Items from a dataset

········

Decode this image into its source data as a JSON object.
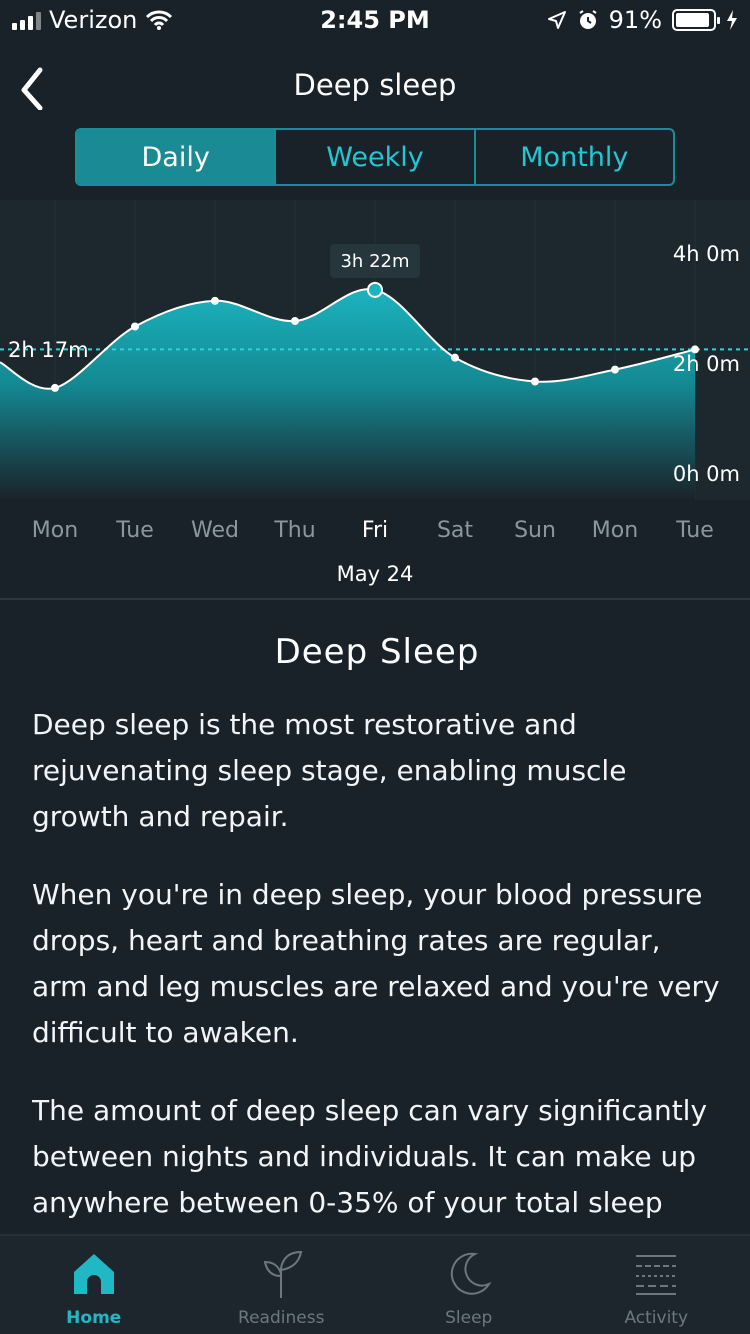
{
  "status_bar": {
    "carrier": "Verizon",
    "time": "2:45 PM",
    "battery_percent": "91%",
    "battery_level": 0.91
  },
  "header": {
    "title": "Deep sleep"
  },
  "segments": [
    {
      "label": "Daily",
      "active": true
    },
    {
      "label": "Weekly",
      "active": false
    },
    {
      "label": "Monthly",
      "active": false
    }
  ],
  "chart_data": {
    "type": "area",
    "categories": [
      "Mon",
      "Tue",
      "Wed",
      "Thu",
      "Fri",
      "Sat",
      "Sun",
      "Mon",
      "Tue"
    ],
    "values_minutes": [
      95,
      162,
      190,
      168,
      202,
      128,
      102,
      115,
      137
    ],
    "selected_index": 4,
    "selected_value": "3h 22m",
    "selected_date": "May 24",
    "average_label": "2h 17m",
    "average_minutes": 137,
    "ylim_minutes": [
      0,
      240
    ],
    "y_ticks": [
      "4h 0m",
      "2h 0m",
      "0h 0m"
    ]
  },
  "article": {
    "title": "Deep Sleep",
    "paragraphs": [
      "Deep sleep is the most restorative and rejuvenating sleep stage, enabling muscle growth and repair.",
      "When you're in deep sleep, your blood pressure drops, heart and breathing rates are regular, arm and leg muscles are relaxed and you're very difficult to awaken.",
      "The amount of deep sleep can vary significantly between nights and individuals. It can make up anywhere between 0-35% of your total sleep"
    ]
  },
  "tabs": [
    {
      "label": "Home",
      "icon": "home-icon",
      "active": true
    },
    {
      "label": "Readiness",
      "icon": "sprout-icon",
      "active": false
    },
    {
      "label": "Sleep",
      "icon": "moon-icon",
      "active": false
    },
    {
      "label": "Activity",
      "icon": "activity-icon",
      "active": false
    }
  ],
  "colors": {
    "accent": "#20b8c4",
    "background": "#1a2229"
  }
}
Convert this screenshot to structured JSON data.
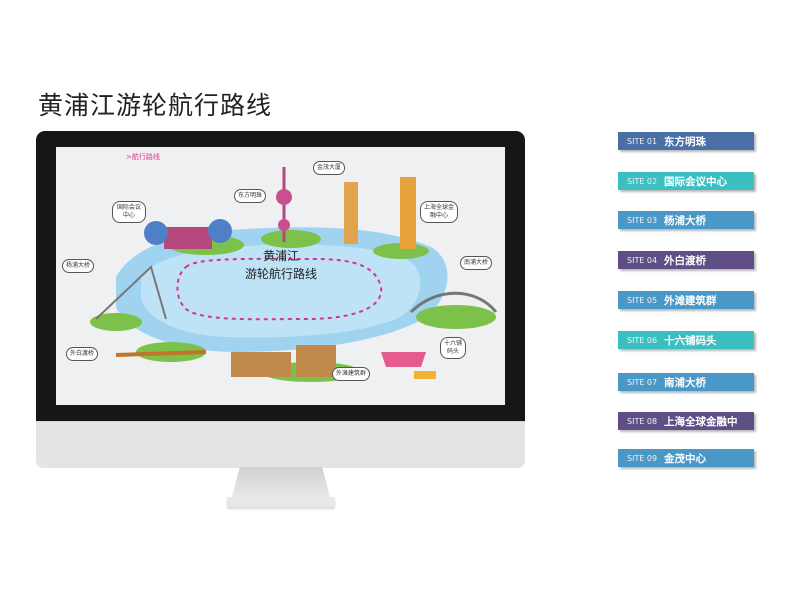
{
  "page": {
    "title": "黄浦江游轮航行路线"
  },
  "screen": {
    "tag": ">航行路线",
    "center_title_line1": "黄浦江",
    "center_title_line2": "游轮航行路线",
    "labels": [
      "东方明珠",
      "金茂大厦",
      "国际会议中心",
      "上海全球金融中心",
      "杨浦大桥",
      "南浦大桥",
      "外白渡桥",
      "十六铺码头",
      "外滩建筑群"
    ]
  },
  "sites": [
    {
      "num": "SITE 01",
      "name": "东方明珠",
      "color": "#4a6fa6"
    },
    {
      "num": "SITE 02",
      "name": "国际会议中心",
      "color": "#3cbfc1"
    },
    {
      "num": "SITE 03",
      "name": "杨浦大桥",
      "color": "#4a98c8"
    },
    {
      "num": "SITE 04",
      "name": "外白渡桥",
      "color": "#5f4f86"
    },
    {
      "num": "SITE 05",
      "name": "外滩建筑群",
      "color": "#4a98c8"
    },
    {
      "num": "SITE 06",
      "name": "十六铺码头",
      "color": "#3cbfc1"
    },
    {
      "num": "SITE 07",
      "name": "南浦大桥",
      "color": "#4a98c8"
    },
    {
      "num": "SITE 08",
      "name": "上海全球金融中",
      "color": "#5f4f86"
    },
    {
      "num": "SITE 09",
      "name": "金茂中心",
      "color": "#4a98c8"
    }
  ]
}
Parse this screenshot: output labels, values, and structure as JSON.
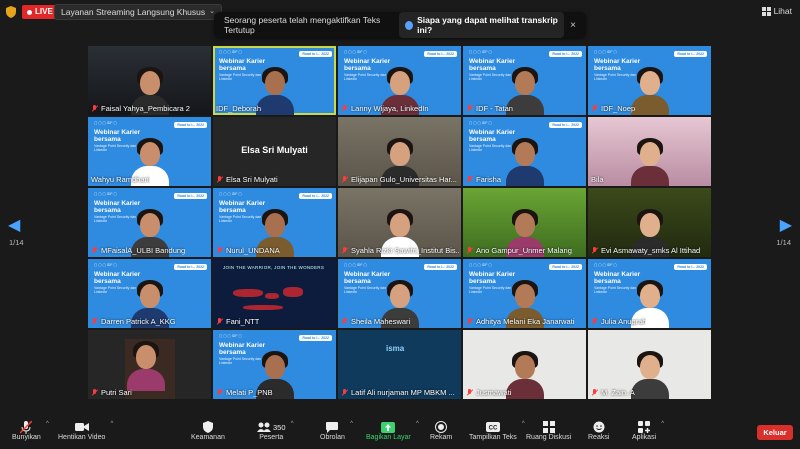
{
  "topbar": {
    "live_label": "LIVE",
    "stream_label": "Layanan Streaming Langsung Khusus",
    "view_label": "Lihat"
  },
  "notice": {
    "text": "Seorang peserta telah mengaktifkan Teks Tertutup",
    "link": "Siapa yang dapat melihat transkrip ini?",
    "close": "×"
  },
  "pager": {
    "left": "1/14",
    "right": "1/14",
    "prev": "◀",
    "next": "▶"
  },
  "banner": {
    "title_line1": "Webinar Karier bersama",
    "title_line2": "Vantage Point Security dan LinkedIn",
    "badge": "Road to I... 2022",
    "logos": "▢ ▢ ▢ IDF ▢"
  },
  "tiles": [
    {
      "name": "Faisal Yahya_Pembicara 2",
      "bg": "studio",
      "muted": true
    },
    {
      "name": "IDF_Deborah",
      "bg": "blue",
      "muted": false,
      "active": true
    },
    {
      "name": "Lanny Wijaya, LinkedIn",
      "bg": "blue",
      "muted": true
    },
    {
      "name": "IDF - Tatan",
      "bg": "blue",
      "muted": true
    },
    {
      "name": "IDF_Noep",
      "bg": "blue",
      "muted": true
    },
    {
      "name": "Wahyu Ramdhani",
      "bg": "blue",
      "muted": false
    },
    {
      "name": "Elsa Sri Mulyati",
      "bg": "dark",
      "muted": true,
      "center": "Elsa Sri Mulyati"
    },
    {
      "name": "Elijapan Gulo_Universitas Har...",
      "bg": "room",
      "muted": true
    },
    {
      "name": "Farisha",
      "bg": "blue",
      "muted": true
    },
    {
      "name": "Bila",
      "bg": "pink",
      "muted": false
    },
    {
      "name": "MFaisalA_ULBI Bandung",
      "bg": "blue",
      "muted": true
    },
    {
      "name": "Nurul_UNDANA",
      "bg": "blue",
      "muted": true
    },
    {
      "name": "Syahla Rizki Sawitri_Institut Bis...",
      "bg": "room",
      "muted": true
    },
    {
      "name": "Ano Gampur_Unmer Malang",
      "bg": "green",
      "muted": true
    },
    {
      "name": "Evi Asmawaty_smks Al Ittihad",
      "bg": "olive",
      "muted": true
    },
    {
      "name": "Darren Patrick A_KKG",
      "bg": "blue",
      "muted": true
    },
    {
      "name": "Fani_NTT",
      "bg": "map",
      "muted": true,
      "map_text": "JOIN THE WARRIOR, JOIN THE WONDERS"
    },
    {
      "name": "Sheila Maheswari",
      "bg": "blue",
      "muted": true
    },
    {
      "name": "Adhitya Melani Eka Janarwati",
      "bg": "blue",
      "muted": true
    },
    {
      "name": "Julia Anugrah",
      "bg": "blue",
      "muted": true
    },
    {
      "name": "Putri Sari",
      "bg": "dark",
      "muted": true
    },
    {
      "name": "Melati P_PNB",
      "bg": "blue",
      "muted": true
    },
    {
      "name": "Latif Ali nurjaman MP MBKM ...",
      "bg": "tech",
      "muted": true,
      "tech_text": "isma"
    },
    {
      "name": "Jusmawati",
      "bg": "white",
      "muted": true
    },
    {
      "name": "M. Zain. A",
      "bg": "white",
      "muted": true
    }
  ],
  "toolbar": {
    "unmute": "Bunyikan",
    "stop_video": "Hentikan Video",
    "security": "Keamanan",
    "participants": "Peserta",
    "participants_count": "350",
    "chat": "Obrolan",
    "share": "Bagikan Layar",
    "record": "Rekam",
    "captions": "Tampilkan Teks",
    "rooms": "Ruang Diskusi",
    "reactions": "Reaksi",
    "apps": "Aplikasi",
    "leave": "Keluar"
  },
  "colors": {
    "accent_blue": "#2f8be0",
    "share_green": "#3bd16f",
    "leave_red": "#d9302b",
    "live_red": "#e02828"
  }
}
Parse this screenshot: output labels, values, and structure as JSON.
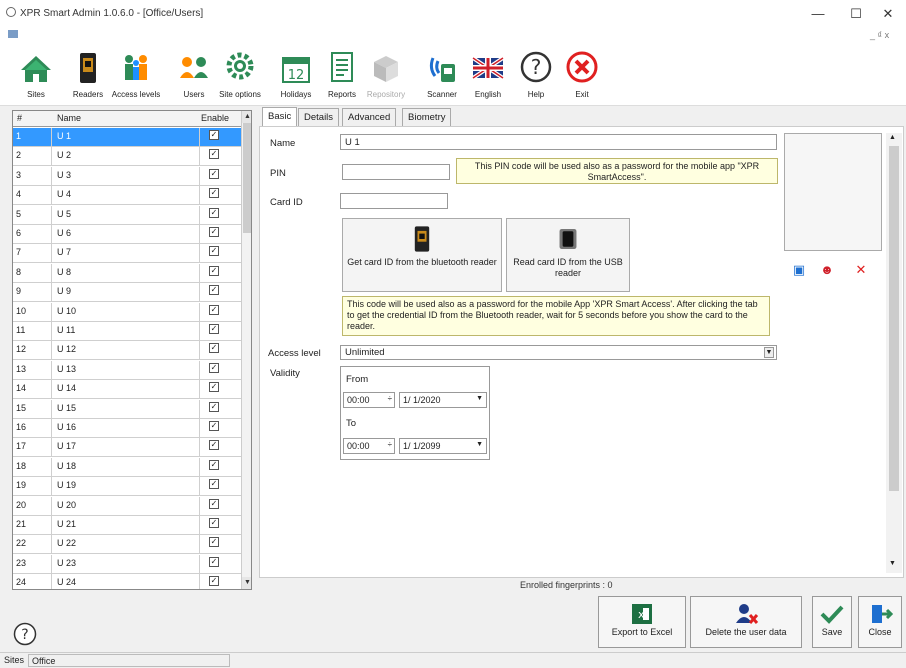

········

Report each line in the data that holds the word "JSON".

→ Answer area
Decode this image into its source data as a JSON object.
Convert this screenshot to structured JSON data.
Parse this screenshot: output labels, values, and structure as JSON.
Parse this screenshot: output labels, values, and structure as JSON.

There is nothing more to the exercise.